■ **What is needed**
Which lines below contain the word "true"? Copy each of them.

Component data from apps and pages

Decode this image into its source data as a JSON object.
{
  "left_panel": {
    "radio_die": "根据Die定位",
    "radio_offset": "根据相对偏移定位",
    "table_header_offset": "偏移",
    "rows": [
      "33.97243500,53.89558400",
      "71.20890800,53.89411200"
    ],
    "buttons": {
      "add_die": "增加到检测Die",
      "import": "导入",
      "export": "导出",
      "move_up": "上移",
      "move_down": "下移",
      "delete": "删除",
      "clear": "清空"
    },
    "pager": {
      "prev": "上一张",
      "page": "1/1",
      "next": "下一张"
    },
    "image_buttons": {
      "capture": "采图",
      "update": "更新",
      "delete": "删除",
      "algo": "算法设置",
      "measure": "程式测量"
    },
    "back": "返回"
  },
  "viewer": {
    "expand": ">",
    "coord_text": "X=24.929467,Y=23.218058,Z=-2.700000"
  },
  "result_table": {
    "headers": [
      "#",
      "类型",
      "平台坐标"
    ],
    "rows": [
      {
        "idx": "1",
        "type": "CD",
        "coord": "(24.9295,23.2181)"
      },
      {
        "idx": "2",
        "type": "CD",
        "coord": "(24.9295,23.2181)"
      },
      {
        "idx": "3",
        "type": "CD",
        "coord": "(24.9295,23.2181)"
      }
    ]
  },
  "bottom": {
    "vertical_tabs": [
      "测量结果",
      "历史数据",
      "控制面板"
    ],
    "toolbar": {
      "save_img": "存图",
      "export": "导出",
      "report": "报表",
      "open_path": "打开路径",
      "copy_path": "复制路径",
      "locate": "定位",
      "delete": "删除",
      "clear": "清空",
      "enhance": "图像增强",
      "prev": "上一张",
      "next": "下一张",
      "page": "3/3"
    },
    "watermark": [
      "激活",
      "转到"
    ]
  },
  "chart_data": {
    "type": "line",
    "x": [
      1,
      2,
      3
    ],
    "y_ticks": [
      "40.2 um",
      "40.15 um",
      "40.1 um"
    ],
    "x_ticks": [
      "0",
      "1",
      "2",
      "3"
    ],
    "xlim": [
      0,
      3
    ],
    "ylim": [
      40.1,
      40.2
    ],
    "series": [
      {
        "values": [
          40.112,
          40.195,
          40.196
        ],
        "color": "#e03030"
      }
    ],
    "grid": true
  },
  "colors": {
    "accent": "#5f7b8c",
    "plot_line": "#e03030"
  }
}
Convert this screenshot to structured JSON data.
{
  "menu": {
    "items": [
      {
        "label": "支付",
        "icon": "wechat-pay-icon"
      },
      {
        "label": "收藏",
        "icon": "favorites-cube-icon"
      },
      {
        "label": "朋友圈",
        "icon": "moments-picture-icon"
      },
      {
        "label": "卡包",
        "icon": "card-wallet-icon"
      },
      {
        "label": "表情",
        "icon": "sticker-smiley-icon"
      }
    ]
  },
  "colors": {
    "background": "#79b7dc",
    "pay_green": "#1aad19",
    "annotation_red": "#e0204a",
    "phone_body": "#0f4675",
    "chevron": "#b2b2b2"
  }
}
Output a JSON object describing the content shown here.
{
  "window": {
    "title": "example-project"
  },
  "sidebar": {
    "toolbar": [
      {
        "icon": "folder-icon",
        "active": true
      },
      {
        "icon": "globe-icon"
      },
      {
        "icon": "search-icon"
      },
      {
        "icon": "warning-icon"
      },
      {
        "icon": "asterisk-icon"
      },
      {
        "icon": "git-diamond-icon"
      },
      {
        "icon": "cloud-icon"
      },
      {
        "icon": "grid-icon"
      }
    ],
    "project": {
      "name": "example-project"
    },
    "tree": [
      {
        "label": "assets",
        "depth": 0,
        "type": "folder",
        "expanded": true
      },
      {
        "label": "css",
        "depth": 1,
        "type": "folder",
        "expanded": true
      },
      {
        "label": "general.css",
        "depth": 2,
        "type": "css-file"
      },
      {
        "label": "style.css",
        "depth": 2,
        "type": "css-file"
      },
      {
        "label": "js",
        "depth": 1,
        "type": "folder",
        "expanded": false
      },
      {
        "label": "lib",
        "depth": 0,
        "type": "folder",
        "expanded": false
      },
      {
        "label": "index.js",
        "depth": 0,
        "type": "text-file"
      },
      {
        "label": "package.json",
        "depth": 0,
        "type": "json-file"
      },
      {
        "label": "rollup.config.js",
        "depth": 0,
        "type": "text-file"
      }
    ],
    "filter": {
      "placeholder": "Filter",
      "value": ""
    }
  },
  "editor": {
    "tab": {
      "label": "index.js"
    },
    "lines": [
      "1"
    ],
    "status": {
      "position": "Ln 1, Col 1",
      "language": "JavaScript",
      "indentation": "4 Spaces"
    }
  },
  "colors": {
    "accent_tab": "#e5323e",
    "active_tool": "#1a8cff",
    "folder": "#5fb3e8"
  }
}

■ **Task answer**
    "grid": true
        "active": true
        "expanded": true
        "expanded": true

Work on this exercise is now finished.